January 02, 2012

With amalgam separators soon becoming a mandatory requirement in all dental offices in the U.S., I have to question how much money is being made off dentists.

First, I would like to say I am for keeping dental mercury out of our water supplies and landfills. However, it seems we are being taken advantage of as dentists. We are a captive audience and as such, recycling/reclamation companies can charge us for the separator equipment, charge to haul away and dispose of the amalgam sludge, and charge to replace either the whole separator or filter depending on the type of separator you have. I do not have a problem with this either. The problem I have is that these companies then separate and clean the metals and then sell them on the open metals market which to me is double dipping.

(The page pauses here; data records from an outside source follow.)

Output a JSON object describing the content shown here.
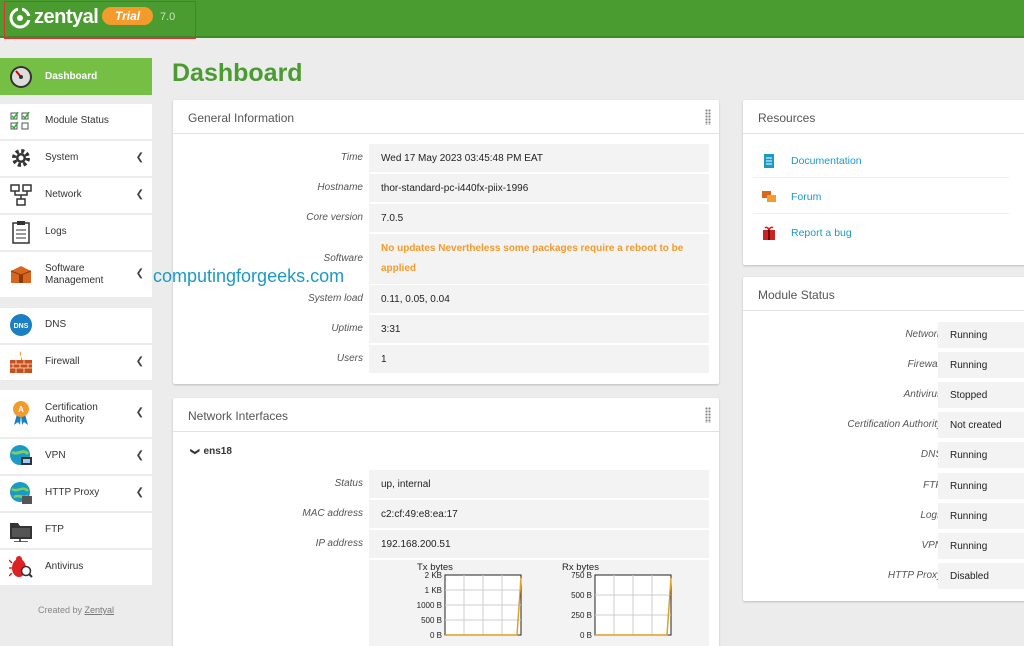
{
  "header": {
    "brand": "zentyal",
    "edition": "Trial",
    "version": "7.0"
  },
  "sidebar": {
    "items": [
      {
        "label": "Dashboard",
        "icon": "dashboard-gauge-icon",
        "active": true,
        "submenu": false
      },
      {
        "label": "Module Status",
        "icon": "checklist-icon",
        "submenu": false
      },
      {
        "label": "System",
        "icon": "gear-icon",
        "submenu": true
      },
      {
        "label": "Network",
        "icon": "network-icon",
        "submenu": true
      },
      {
        "label": "Logs",
        "icon": "clipboard-icon",
        "submenu": false
      },
      {
        "label": "Software\nManagement",
        "icon": "package-icon",
        "submenu": true
      },
      {
        "label": "DNS",
        "icon": "dns-icon",
        "submenu": false
      },
      {
        "label": "Firewall",
        "icon": "firewall-icon",
        "submenu": true
      },
      {
        "label": "Certification\nAuthority",
        "icon": "certificate-icon",
        "submenu": true
      },
      {
        "label": "VPN",
        "icon": "vpn-icon",
        "submenu": true
      },
      {
        "label": "HTTP Proxy",
        "icon": "globe-icon",
        "submenu": true
      },
      {
        "label": "FTP",
        "icon": "folder-icon",
        "submenu": false
      },
      {
        "label": "Antivirus",
        "icon": "bug-icon",
        "submenu": false
      }
    ],
    "created_by_prefix": "Created by ",
    "created_by_link": "Zentyal"
  },
  "page_title": "Dashboard",
  "watermark": "computingforgeeks.com",
  "general_info": {
    "title": "General Information",
    "rows": [
      {
        "label": "Time",
        "value": "Wed 17 May 2023 03:45:48 PM EAT"
      },
      {
        "label": "Hostname",
        "value": "thor-standard-pc-i440fx-piix-1996"
      },
      {
        "label": "Core version",
        "value": "7.0.5"
      },
      {
        "label": "Software",
        "value": "No updates Nevertheless some packages require a reboot to be applied"
      },
      {
        "label": "System load",
        "value": "0.11, 0.05, 0.04"
      },
      {
        "label": "Uptime",
        "value": "3:31"
      },
      {
        "label": "Users",
        "value": "1"
      }
    ]
  },
  "network_interfaces": {
    "title": "Network Interfaces",
    "interface": "ens18",
    "rows": [
      {
        "label": "Status",
        "value": "up, internal"
      },
      {
        "label": "MAC address",
        "value": "c2:cf:49:e8:ea:17"
      },
      {
        "label": "IP address",
        "value": "192.168.200.51"
      }
    ]
  },
  "chart_data": [
    {
      "type": "line",
      "title": "Tx bytes",
      "y_ticks": [
        "2 KB",
        "1 KB",
        "1000 B",
        "500 B",
        "0 B"
      ],
      "values": [
        0,
        0,
        0,
        0,
        0,
        0,
        0,
        0,
        0,
        0,
        0,
        0,
        0,
        0,
        0,
        0,
        0,
        0,
        0,
        1.8
      ],
      "color": "#e0a020"
    },
    {
      "type": "line",
      "title": "Rx bytes",
      "y_ticks": [
        "750 B",
        "500 B",
        "250 B",
        "0 B"
      ],
      "values": [
        0,
        0,
        0,
        0,
        0,
        0,
        0,
        0,
        0,
        0,
        0,
        0,
        0,
        0,
        0,
        0,
        0,
        0,
        0,
        700
      ],
      "color": "#e0a020"
    }
  ],
  "resources": {
    "title": "Resources",
    "links": [
      {
        "label": "Documentation",
        "icon": "document-icon"
      },
      {
        "label": "Forum",
        "icon": "chat-bubbles-icon"
      },
      {
        "label": "Report a bug",
        "icon": "gift-bug-icon"
      }
    ]
  },
  "module_status": {
    "title": "Module Status",
    "rows": [
      {
        "label": "Network",
        "value": "Running"
      },
      {
        "label": "Firewall",
        "value": "Running"
      },
      {
        "label": "Antivirus",
        "value": "Stopped"
      },
      {
        "label": "Certification Authority",
        "value": "Not created"
      },
      {
        "label": "DNS",
        "value": "Running"
      },
      {
        "label": "FTP",
        "value": "Running"
      },
      {
        "label": "Logs",
        "value": "Running"
      },
      {
        "label": "VPN",
        "value": "Running"
      },
      {
        "label": "HTTP Proxy",
        "value": "Disabled"
      }
    ]
  },
  "colors": {
    "brand_green": "#4a9c30",
    "active_green": "#74bf44",
    "accent_orange": "#f39b2d",
    "link_blue": "#1b9ac6"
  }
}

A dentist I sat with during lunch at a national dental meeting in May of this year told me he kept his separator sludge and gave it to a metals dealer. It was assayed for gold, platinum, paladium, silver and mercury. The metal dealer gave the dentist a check for $1,600. The total value for the metals had to be worth much more for the dealer to make it worth his while and make money off the metals after the recycling process.

In our office, we take our dry scrap metal, crowns, etc., and turn them in to a metal dealer, receive a check for the metal, and donate it to our local community food banks to help feed the less fortunate. I would do this with my amalgam sludge, but I have yet to find a company who gives you money for your sludge. It would be nice for the ADA to find companies that would reimburse some money to dentists for their amalgam sludge and give dentists documentation for proper disposal instead of "double dipping."

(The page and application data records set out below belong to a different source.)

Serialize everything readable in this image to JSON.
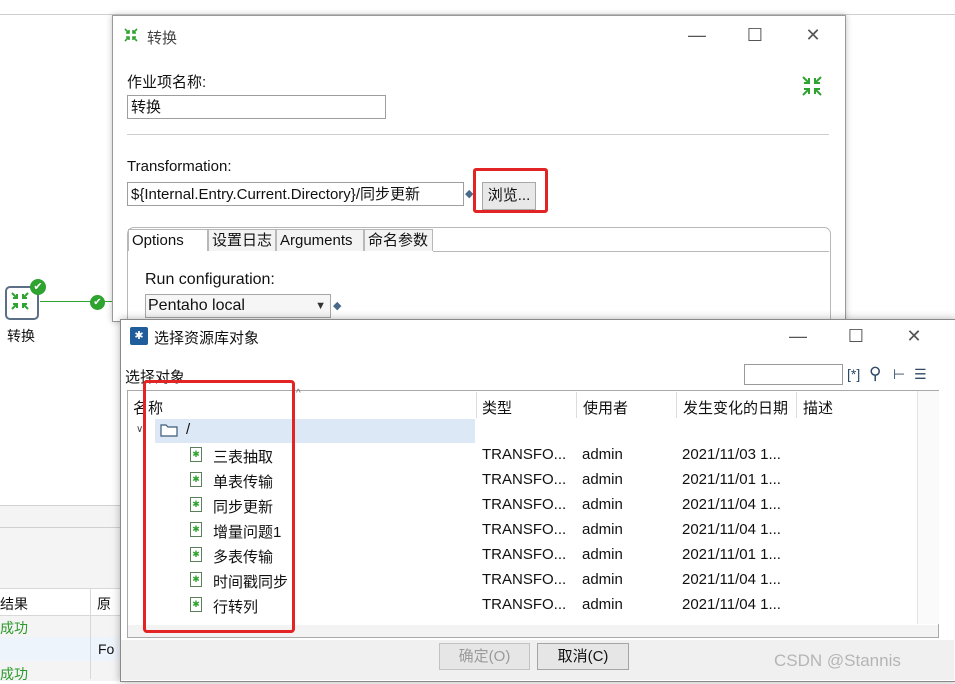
{
  "background": {
    "step_label": "转换",
    "results_header": [
      "结果",
      "原"
    ],
    "result_rows": [
      "成功",
      "Fo",
      "成功"
    ]
  },
  "dialog_transformation": {
    "title": "转换",
    "job_entry_name_label": "作业项名称:",
    "job_entry_name_value": "转换",
    "transformation_label": "Transformation:",
    "transformation_path": "${Internal.Entry.Current.Directory}/同步更新",
    "browse_button": "浏览...",
    "tabs": [
      "Options",
      "设置日志",
      "Arguments",
      "命名参数"
    ],
    "run_config_label": "Run configuration:",
    "run_config_value": "Pentaho local",
    "window_controls": {
      "minimize": "—",
      "maximize": "☐",
      "close": "✕"
    }
  },
  "dialog_repository": {
    "title": "选择资源库对象",
    "select_object_label": "选择对象",
    "filter_value": "",
    "columns": [
      "名称",
      "类型",
      "使用者",
      "发生变化的日期",
      "描述"
    ],
    "root_folder": "/",
    "rows": [
      {
        "name": "三表抽取",
        "type": "TRANSFO...",
        "user": "admin",
        "date": "2021/11/03 1..."
      },
      {
        "name": "单表传输",
        "type": "TRANSFO...",
        "user": "admin",
        "date": "2021/11/01 1..."
      },
      {
        "name": "同步更新",
        "type": "TRANSFO...",
        "user": "admin",
        "date": "2021/11/04 1..."
      },
      {
        "name": "增量问题1",
        "type": "TRANSFO...",
        "user": "admin",
        "date": "2021/11/04 1..."
      },
      {
        "name": "多表传输",
        "type": "TRANSFO...",
        "user": "admin",
        "date": "2021/11/01 1..."
      },
      {
        "name": "时间戳同步",
        "type": "TRANSFO...",
        "user": "admin",
        "date": "2021/11/04 1..."
      },
      {
        "name": "行转列",
        "type": "TRANSFO...",
        "user": "admin",
        "date": "2021/11/04 1..."
      }
    ],
    "ok_button": "确定(O)",
    "cancel_button": "取消(C)",
    "window_controls": {
      "minimize": "—",
      "maximize": "☐",
      "close": "✕"
    }
  },
  "watermark": "CSDN @Stannis",
  "colors": {
    "highlight_red": "#e32424",
    "success_green": "#2fa32f",
    "selection_blue": "#dce8f5"
  }
}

Joseph D. Bedich, D.D.S.
Cortland, Ohio

Editor’s note: Before proceeding in the way suggested by the writer, or taking any other approach to disposing of amalgam or other dental waste, it is very important to consult all applicable state and local laws.